• Brief:
Across the entries, how many lines have the string "Ihre" in them? Reply with only a number.

Source data:
•••
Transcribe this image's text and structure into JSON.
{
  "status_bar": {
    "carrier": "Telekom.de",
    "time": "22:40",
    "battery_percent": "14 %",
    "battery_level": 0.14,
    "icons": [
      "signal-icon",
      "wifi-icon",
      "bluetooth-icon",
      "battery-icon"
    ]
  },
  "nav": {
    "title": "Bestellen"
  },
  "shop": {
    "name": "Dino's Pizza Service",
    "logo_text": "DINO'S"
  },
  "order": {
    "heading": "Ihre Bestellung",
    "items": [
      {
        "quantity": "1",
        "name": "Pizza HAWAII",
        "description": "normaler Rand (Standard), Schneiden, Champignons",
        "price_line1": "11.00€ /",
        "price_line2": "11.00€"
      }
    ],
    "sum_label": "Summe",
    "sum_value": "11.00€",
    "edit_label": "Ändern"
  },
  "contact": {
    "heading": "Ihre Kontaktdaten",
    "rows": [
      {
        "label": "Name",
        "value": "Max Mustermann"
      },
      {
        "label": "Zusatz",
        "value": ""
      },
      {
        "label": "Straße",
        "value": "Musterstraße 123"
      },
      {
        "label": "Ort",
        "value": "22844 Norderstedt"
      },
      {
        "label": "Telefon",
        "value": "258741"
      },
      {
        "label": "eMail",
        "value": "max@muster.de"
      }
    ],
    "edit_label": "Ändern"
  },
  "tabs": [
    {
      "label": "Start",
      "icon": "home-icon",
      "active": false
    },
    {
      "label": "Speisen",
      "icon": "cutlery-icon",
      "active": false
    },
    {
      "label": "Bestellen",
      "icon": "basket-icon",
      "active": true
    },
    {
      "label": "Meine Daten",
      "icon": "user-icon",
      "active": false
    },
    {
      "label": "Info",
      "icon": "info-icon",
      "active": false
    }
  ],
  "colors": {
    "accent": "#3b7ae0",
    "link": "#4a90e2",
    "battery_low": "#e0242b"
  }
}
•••
• Exercise response:
2